- Emphasize the student’s strengths. Students with disabilities often have strengths in specific academic areas. Discuss these strengths with the student and plan a course schedule with these in mind. To discover areas of weakness, ask questions about specific skills like reading comprehension, writing ability, time management, and memory for details.
- Encourage students to take a balanced schedule, with more courses in the stronger areas and fewer in the weaker areas. If the student’s program calls for a course that is likely to be very challenging, suggest taking other courses in the same term that will use the student’s areas of strength. If there are instructors that you know who are top teachers, who keep office hours and welcome students, recommend their courses if the student is interested.
- Some students do better in a shorter MTW course that meets for fifty minutes. Also consider the time of day when the course meets and the number of courses in a day. Students taking medication for ADD/ADHD may prefer morning classes when their medication is at full strength, for example.
- Students who need more time to finish assignments should consider taking 12 credits instead of 15 or more. Some students can make up the other credits in Intersession and summer school.

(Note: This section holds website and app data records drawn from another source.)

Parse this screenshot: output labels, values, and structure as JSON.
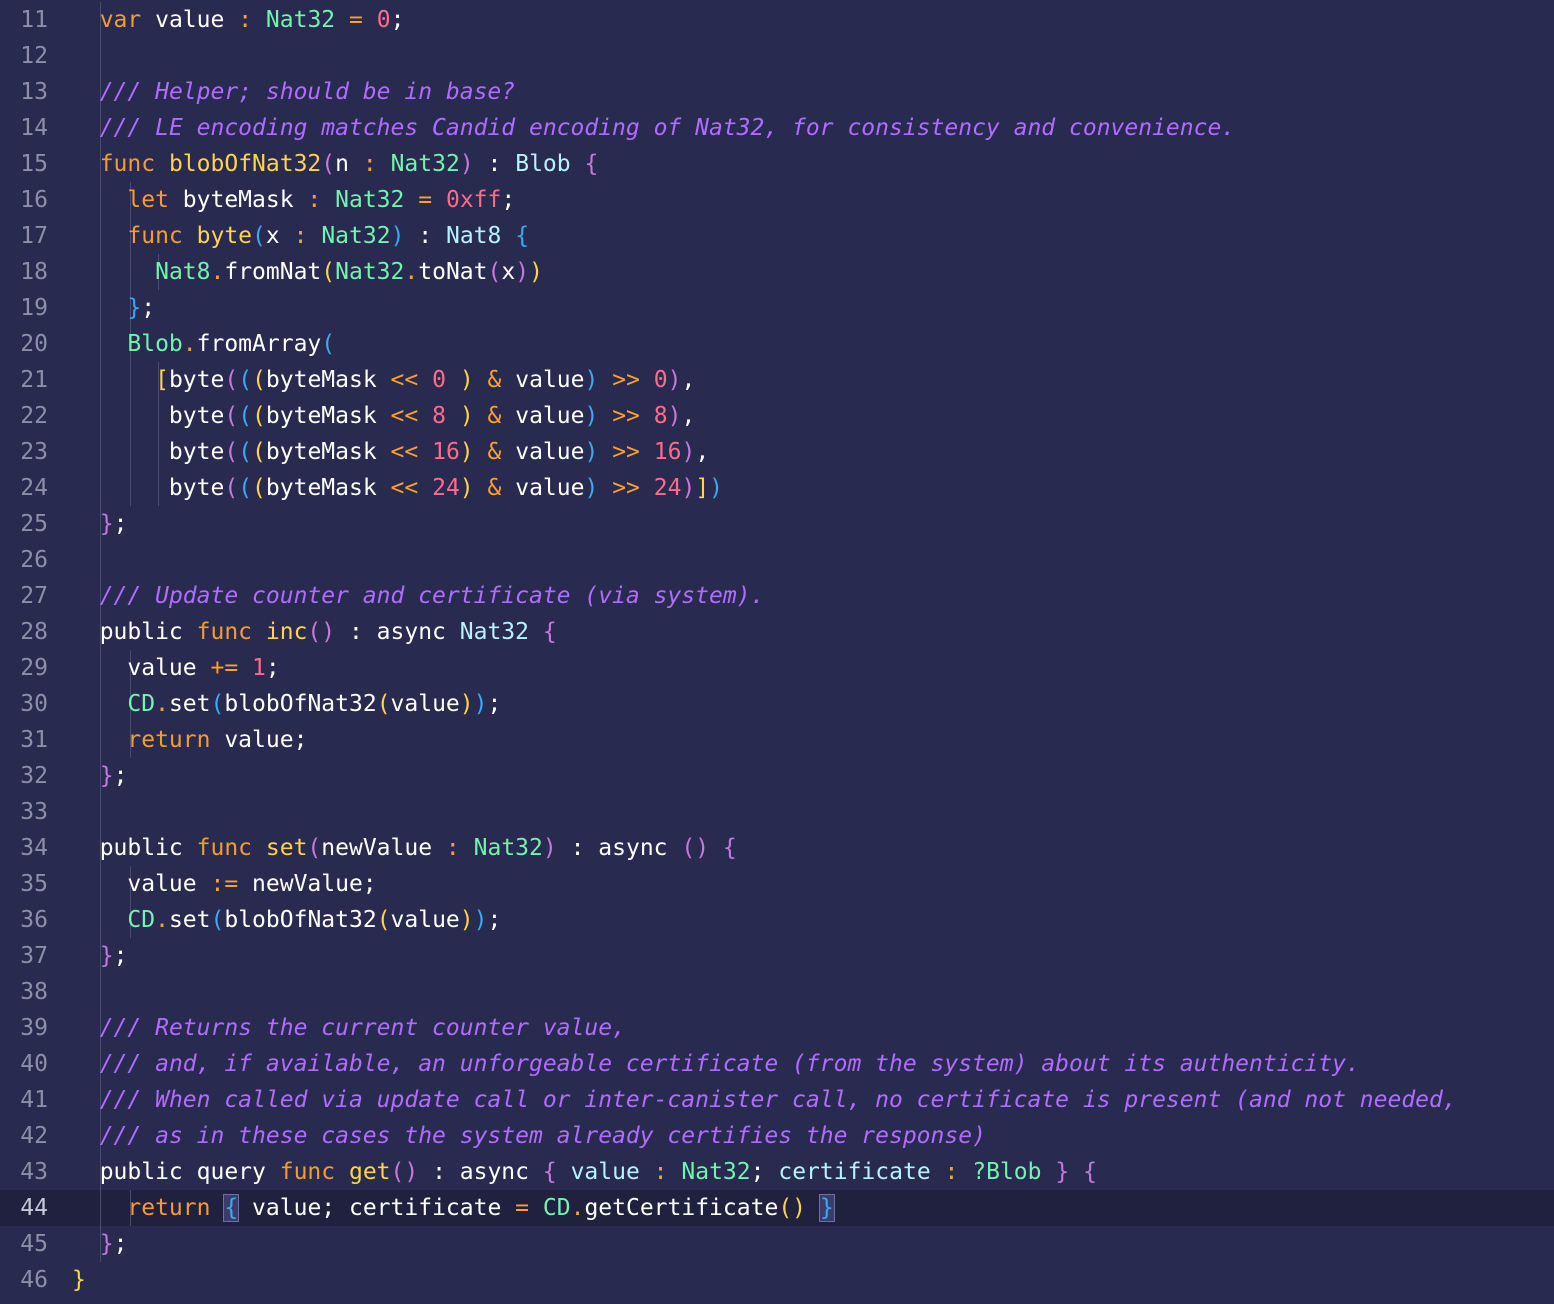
{
  "editor": {
    "current_line": 44,
    "lines": [
      {
        "n": "11",
        "tokens": [
          {
            "t": "  "
          },
          {
            "t": "var",
            "c": "kw"
          },
          {
            "t": " value "
          },
          {
            "t": ":",
            "c": "op"
          },
          {
            "t": " "
          },
          {
            "t": "Nat32",
            "c": "ty"
          },
          {
            "t": " "
          },
          {
            "t": "=",
            "c": "op"
          },
          {
            "t": " "
          },
          {
            "t": "0",
            "c": "num"
          },
          {
            "t": ";"
          }
        ]
      },
      {
        "n": "12",
        "tokens": []
      },
      {
        "n": "13",
        "tokens": [
          {
            "t": "  "
          },
          {
            "t": "/// Helper; should be in base?",
            "c": "cm"
          }
        ]
      },
      {
        "n": "14",
        "tokens": [
          {
            "t": "  "
          },
          {
            "t": "/// LE encoding matches Candid encoding of Nat32, for consistency and convenience.",
            "c": "cm"
          }
        ]
      },
      {
        "n": "15",
        "tokens": [
          {
            "t": "  "
          },
          {
            "t": "func",
            "c": "kw"
          },
          {
            "t": " "
          },
          {
            "t": "blobOfNat32",
            "c": "fn"
          },
          {
            "t": "(",
            "c": "p1"
          },
          {
            "t": "n "
          },
          {
            "t": ":",
            "c": "op"
          },
          {
            "t": " "
          },
          {
            "t": "Nat32",
            "c": "ty"
          },
          {
            "t": ")",
            "c": "p1"
          },
          {
            "t": " : "
          },
          {
            "t": "Blob",
            "c": "tyw"
          },
          {
            "t": " "
          },
          {
            "t": "{",
            "c": "p1"
          }
        ]
      },
      {
        "n": "16",
        "tokens": [
          {
            "t": "    "
          },
          {
            "t": "let",
            "c": "kw"
          },
          {
            "t": " byteMask "
          },
          {
            "t": ":",
            "c": "op"
          },
          {
            "t": " "
          },
          {
            "t": "Nat32",
            "c": "ty"
          },
          {
            "t": " "
          },
          {
            "t": "=",
            "c": "op"
          },
          {
            "t": " "
          },
          {
            "t": "0xff",
            "c": "num"
          },
          {
            "t": ";"
          }
        ]
      },
      {
        "n": "17",
        "tokens": [
          {
            "t": "    "
          },
          {
            "t": "func",
            "c": "kw"
          },
          {
            "t": " "
          },
          {
            "t": "byte",
            "c": "fn"
          },
          {
            "t": "(",
            "c": "p2"
          },
          {
            "t": "x "
          },
          {
            "t": ":",
            "c": "op"
          },
          {
            "t": " "
          },
          {
            "t": "Nat32",
            "c": "ty"
          },
          {
            "t": ")",
            "c": "p2"
          },
          {
            "t": " : "
          },
          {
            "t": "Nat8",
            "c": "tyw"
          },
          {
            "t": " "
          },
          {
            "t": "{",
            "c": "p2"
          }
        ]
      },
      {
        "n": "18",
        "tokens": [
          {
            "t": "      "
          },
          {
            "t": "Nat8",
            "c": "ty"
          },
          {
            "t": ".",
            "c": "op"
          },
          {
            "t": "fromNat"
          },
          {
            "t": "(",
            "c": "p3"
          },
          {
            "t": "Nat32",
            "c": "ty"
          },
          {
            "t": ".",
            "c": "op"
          },
          {
            "t": "toNat"
          },
          {
            "t": "(",
            "c": "p1"
          },
          {
            "t": "x"
          },
          {
            "t": ")",
            "c": "p1"
          },
          {
            "t": ")",
            "c": "p3"
          }
        ]
      },
      {
        "n": "19",
        "tokens": [
          {
            "t": "    "
          },
          {
            "t": "}",
            "c": "p2"
          },
          {
            "t": ";"
          }
        ]
      },
      {
        "n": "20",
        "tokens": [
          {
            "t": "    "
          },
          {
            "t": "Blob",
            "c": "ty"
          },
          {
            "t": ".",
            "c": "op"
          },
          {
            "t": "fromArray"
          },
          {
            "t": "(",
            "c": "p2"
          }
        ]
      },
      {
        "n": "21",
        "tokens": [
          {
            "t": "      "
          },
          {
            "t": "[",
            "c": "p3"
          },
          {
            "t": "byte"
          },
          {
            "t": "(",
            "c": "p1"
          },
          {
            "t": "(",
            "c": "p2"
          },
          {
            "t": "(",
            "c": "p3"
          },
          {
            "t": "byteMask "
          },
          {
            "t": "<<",
            "c": "op"
          },
          {
            "t": " "
          },
          {
            "t": "0",
            "c": "num"
          },
          {
            "t": " "
          },
          {
            "t": ")",
            "c": "p3"
          },
          {
            "t": " "
          },
          {
            "t": "&",
            "c": "op"
          },
          {
            "t": " value"
          },
          {
            "t": ")",
            "c": "p2"
          },
          {
            "t": " "
          },
          {
            "t": ">>",
            "c": "op"
          },
          {
            "t": " "
          },
          {
            "t": "0",
            "c": "num"
          },
          {
            "t": ")",
            "c": "p1"
          },
          {
            "t": ","
          }
        ]
      },
      {
        "n": "22",
        "tokens": [
          {
            "t": "       byte"
          },
          {
            "t": "(",
            "c": "p1"
          },
          {
            "t": "(",
            "c": "p2"
          },
          {
            "t": "(",
            "c": "p3"
          },
          {
            "t": "byteMask "
          },
          {
            "t": "<<",
            "c": "op"
          },
          {
            "t": " "
          },
          {
            "t": "8",
            "c": "num"
          },
          {
            "t": " "
          },
          {
            "t": ")",
            "c": "p3"
          },
          {
            "t": " "
          },
          {
            "t": "&",
            "c": "op"
          },
          {
            "t": " value"
          },
          {
            "t": ")",
            "c": "p2"
          },
          {
            "t": " "
          },
          {
            "t": ">>",
            "c": "op"
          },
          {
            "t": " "
          },
          {
            "t": "8",
            "c": "num"
          },
          {
            "t": ")",
            "c": "p1"
          },
          {
            "t": ","
          }
        ]
      },
      {
        "n": "23",
        "tokens": [
          {
            "t": "       byte"
          },
          {
            "t": "(",
            "c": "p1"
          },
          {
            "t": "(",
            "c": "p2"
          },
          {
            "t": "(",
            "c": "p3"
          },
          {
            "t": "byteMask "
          },
          {
            "t": "<<",
            "c": "op"
          },
          {
            "t": " "
          },
          {
            "t": "16",
            "c": "num"
          },
          {
            "t": ")",
            "c": "p3"
          },
          {
            "t": " "
          },
          {
            "t": "&",
            "c": "op"
          },
          {
            "t": " value"
          },
          {
            "t": ")",
            "c": "p2"
          },
          {
            "t": " "
          },
          {
            "t": ">>",
            "c": "op"
          },
          {
            "t": " "
          },
          {
            "t": "16",
            "c": "num"
          },
          {
            "t": ")",
            "c": "p1"
          },
          {
            "t": ","
          }
        ]
      },
      {
        "n": "24",
        "tokens": [
          {
            "t": "       byte"
          },
          {
            "t": "(",
            "c": "p1"
          },
          {
            "t": "(",
            "c": "p2"
          },
          {
            "t": "(",
            "c": "p3"
          },
          {
            "t": "byteMask "
          },
          {
            "t": "<<",
            "c": "op"
          },
          {
            "t": " "
          },
          {
            "t": "24",
            "c": "num"
          },
          {
            "t": ")",
            "c": "p3"
          },
          {
            "t": " "
          },
          {
            "t": "&",
            "c": "op"
          },
          {
            "t": " value"
          },
          {
            "t": ")",
            "c": "p2"
          },
          {
            "t": " "
          },
          {
            "t": ">>",
            "c": "op"
          },
          {
            "t": " "
          },
          {
            "t": "24",
            "c": "num"
          },
          {
            "t": ")",
            "c": "p1"
          },
          {
            "t": "]",
            "c": "p3"
          },
          {
            "t": ")",
            "c": "p2"
          }
        ]
      },
      {
        "n": "25",
        "tokens": [
          {
            "t": "  "
          },
          {
            "t": "}",
            "c": "p1"
          },
          {
            "t": ";"
          }
        ]
      },
      {
        "n": "26",
        "tokens": []
      },
      {
        "n": "27",
        "tokens": [
          {
            "t": "  "
          },
          {
            "t": "/// Update counter and certificate (via system).",
            "c": "cm"
          }
        ]
      },
      {
        "n": "28",
        "tokens": [
          {
            "t": "  public "
          },
          {
            "t": "func",
            "c": "kw"
          },
          {
            "t": " "
          },
          {
            "t": "inc",
            "c": "fn"
          },
          {
            "t": "()",
            "c": "p1"
          },
          {
            "t": " : async "
          },
          {
            "t": "Nat32",
            "c": "tyw"
          },
          {
            "t": " "
          },
          {
            "t": "{",
            "c": "p1"
          }
        ]
      },
      {
        "n": "29",
        "tokens": [
          {
            "t": "    value "
          },
          {
            "t": "+=",
            "c": "op"
          },
          {
            "t": " "
          },
          {
            "t": "1",
            "c": "num"
          },
          {
            "t": ";"
          }
        ]
      },
      {
        "n": "30",
        "tokens": [
          {
            "t": "    "
          },
          {
            "t": "CD",
            "c": "ty"
          },
          {
            "t": ".",
            "c": "op"
          },
          {
            "t": "set"
          },
          {
            "t": "(",
            "c": "p2"
          },
          {
            "t": "blobOfNat32"
          },
          {
            "t": "(",
            "c": "p3"
          },
          {
            "t": "value"
          },
          {
            "t": ")",
            "c": "p3"
          },
          {
            "t": ")",
            "c": "p2"
          },
          {
            "t": ";"
          }
        ]
      },
      {
        "n": "31",
        "tokens": [
          {
            "t": "    "
          },
          {
            "t": "return",
            "c": "kw"
          },
          {
            "t": " value;"
          }
        ]
      },
      {
        "n": "32",
        "tokens": [
          {
            "t": "  "
          },
          {
            "t": "}",
            "c": "p1"
          },
          {
            "t": ";"
          }
        ]
      },
      {
        "n": "33",
        "tokens": []
      },
      {
        "n": "34",
        "tokens": [
          {
            "t": "  public "
          },
          {
            "t": "func",
            "c": "kw"
          },
          {
            "t": " "
          },
          {
            "t": "set",
            "c": "fn"
          },
          {
            "t": "(",
            "c": "p1"
          },
          {
            "t": "newValue "
          },
          {
            "t": ":",
            "c": "op"
          },
          {
            "t": " "
          },
          {
            "t": "Nat32",
            "c": "ty"
          },
          {
            "t": ")",
            "c": "p1"
          },
          {
            "t": " : async "
          },
          {
            "t": "()",
            "c": "p1"
          },
          {
            "t": " "
          },
          {
            "t": "{",
            "c": "p1"
          }
        ]
      },
      {
        "n": "35",
        "tokens": [
          {
            "t": "    value "
          },
          {
            "t": ":=",
            "c": "op"
          },
          {
            "t": " newValue;"
          }
        ]
      },
      {
        "n": "36",
        "tokens": [
          {
            "t": "    "
          },
          {
            "t": "CD",
            "c": "ty"
          },
          {
            "t": ".",
            "c": "op"
          },
          {
            "t": "set"
          },
          {
            "t": "(",
            "c": "p2"
          },
          {
            "t": "blobOfNat32"
          },
          {
            "t": "(",
            "c": "p3"
          },
          {
            "t": "value"
          },
          {
            "t": ")",
            "c": "p3"
          },
          {
            "t": ")",
            "c": "p2"
          },
          {
            "t": ";"
          }
        ]
      },
      {
        "n": "37",
        "tokens": [
          {
            "t": "  "
          },
          {
            "t": "}",
            "c": "p1"
          },
          {
            "t": ";"
          }
        ]
      },
      {
        "n": "38",
        "tokens": []
      },
      {
        "n": "39",
        "tokens": [
          {
            "t": "  "
          },
          {
            "t": "/// Returns the current counter value,",
            "c": "cm"
          }
        ]
      },
      {
        "n": "40",
        "tokens": [
          {
            "t": "  "
          },
          {
            "t": "/// and, if available, an unforgeable certificate (from the system) about its authenticity.",
            "c": "cm"
          }
        ]
      },
      {
        "n": "41",
        "tokens": [
          {
            "t": "  "
          },
          {
            "t": "/// When called via update call or inter-canister call, no certificate is present (and not needed,",
            "c": "cm"
          }
        ]
      },
      {
        "n": "42",
        "tokens": [
          {
            "t": "  "
          },
          {
            "t": "/// as in these cases the system already certifies the response)",
            "c": "cm"
          }
        ]
      },
      {
        "n": "43",
        "tokens": [
          {
            "t": "  public query "
          },
          {
            "t": "func",
            "c": "kw"
          },
          {
            "t": " "
          },
          {
            "t": "get",
            "c": "fn"
          },
          {
            "t": "()",
            "c": "p1"
          },
          {
            "t": " : async "
          },
          {
            "t": "{",
            "c": "p1"
          },
          {
            "t": " "
          },
          {
            "t": "value",
            "c": "tyw"
          },
          {
            "t": " "
          },
          {
            "t": ":",
            "c": "op"
          },
          {
            "t": " "
          },
          {
            "t": "Nat32",
            "c": "ty"
          },
          {
            "t": "; "
          },
          {
            "t": "certificate",
            "c": "tyw"
          },
          {
            "t": " "
          },
          {
            "t": ":",
            "c": "op"
          },
          {
            "t": " "
          },
          {
            "t": "?Blob",
            "c": "ty"
          },
          {
            "t": " "
          },
          {
            "t": "}",
            "c": "p1"
          },
          {
            "t": " "
          },
          {
            "t": "{",
            "c": "p1"
          }
        ]
      },
      {
        "n": "44",
        "tokens": [
          {
            "t": "    "
          },
          {
            "t": "return",
            "c": "kw"
          },
          {
            "t": " "
          },
          {
            "t": "{",
            "c": "p2",
            "box": true
          },
          {
            "t": " value; certificate "
          },
          {
            "t": "=",
            "c": "op"
          },
          {
            "t": " "
          },
          {
            "t": "CD",
            "c": "ty"
          },
          {
            "t": ".",
            "c": "op"
          },
          {
            "t": "getCertificate"
          },
          {
            "t": "()",
            "c": "p3"
          },
          {
            "t": " "
          },
          {
            "t": "}",
            "c": "p2",
            "box": true
          }
        ]
      },
      {
        "n": "45",
        "tokens": [
          {
            "t": "  "
          },
          {
            "t": "}",
            "c": "p1"
          },
          {
            "t": ";"
          }
        ]
      },
      {
        "n": "46",
        "tokens": [
          {
            "t": "}",
            "c": "p3"
          }
        ]
      }
    ]
  }
}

In other cases the student and family may be willing to take more than four years to graduate. The University has helped such students in the past with letters to health insurers and financial aid offices to cover a fifth year.
- Write down your suggestions for the student, even if this takes a few minutes. Students usually say that they understand so they won’t appear “dumb.”
- Remind students of resources (tutoring, time management assistance, and counseling) that may be of help to them. The Academic Advising Office can direct students to these services. Also discuss add/drop deadlines so that students can repair a bad situation, should it arise.